The report’s publication coincides with the International Day of Happiness on March 20, which was declared by the UN.
This is the seventh report published by the UN since 2012, and it considers six variables to determine its list: GDP per capita; social support; healthy life expectancy; freedom to make life choices; generosity; and perception of corruption.
The first yardstick gives an indication of poverty and purchasing power. Social support is defined by whether people who view themselves as in trouble have family or friends to turn to. This comes from the Gallup World Poll. Healthy life expectancy is largely from the World Health Organization (WHO) Global Health Observatory data repository. Freedom to make life choices is also from the Gallup poll. Generosity is measured by the financial generosity shown by people in the individual nations measured. Corruption is measured largely on perceptions of government and business.
The story was based on people’s perceptions of their own lives, and not just outside, more objective factors.
At the bottom of the rankings for the World Happiness Report are South Sudan, among the poorest nations in the world, followed by the Central African Republic, Afghanistan, Tanzania and Rwanda.

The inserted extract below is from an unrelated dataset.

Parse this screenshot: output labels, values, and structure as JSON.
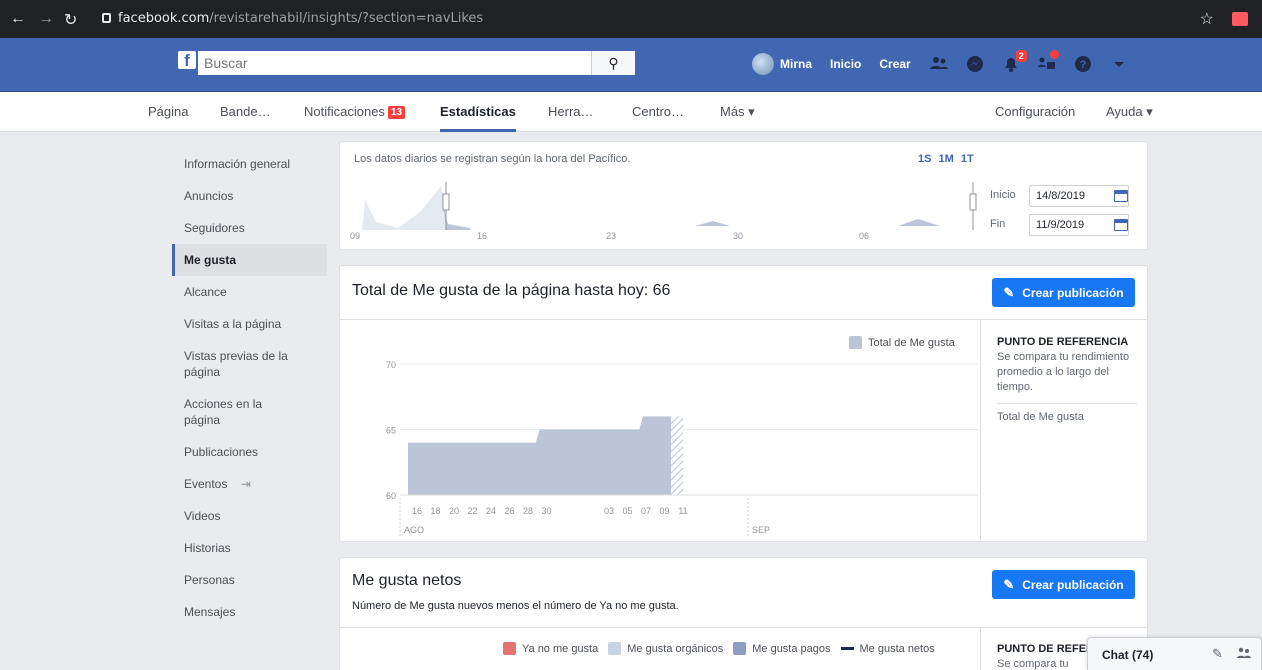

Finland was the world’s happiest country once again. Scandinavian countries Denmark, Norway and Sweden all made the top 10 of the UN World Happiness Report. European countries Iceland, the Netherlands, Austria and Switzerland reached the top 10. Canada was the only nation from the Americas to make it into the top 10, and New Zealand rounded out the top 10 list.
The United States came in 19th place, dropping one spot from the last report. Of the variables considered, the United States ranks in the top 10 only for income (10th place). It is 12th in generosity, 37th for social support, 42nd for corruption and 61st place for freedom.
Jean M. Twenge, professor of psychology at San Diego State University and author of the book “iGen,” believes a decline in happiness among Americans is tied to increased use of social media among adolescents who “spend less time interacting with each other in person.”
Another cause for a decline in happiness is addiction in various forms, according to Jeffrey Sachs, director of the Sustainable Development Solutions Network, who contributed to the UN report. Sachs cited addictions such as substance abuse, excessive gambling and overuse of digital media. “The U.S. is suffering an epidemic of addictions, and that these addictions are leaving a rising portion of American society unhappy and a rising number clinically depressed,” Sachs said.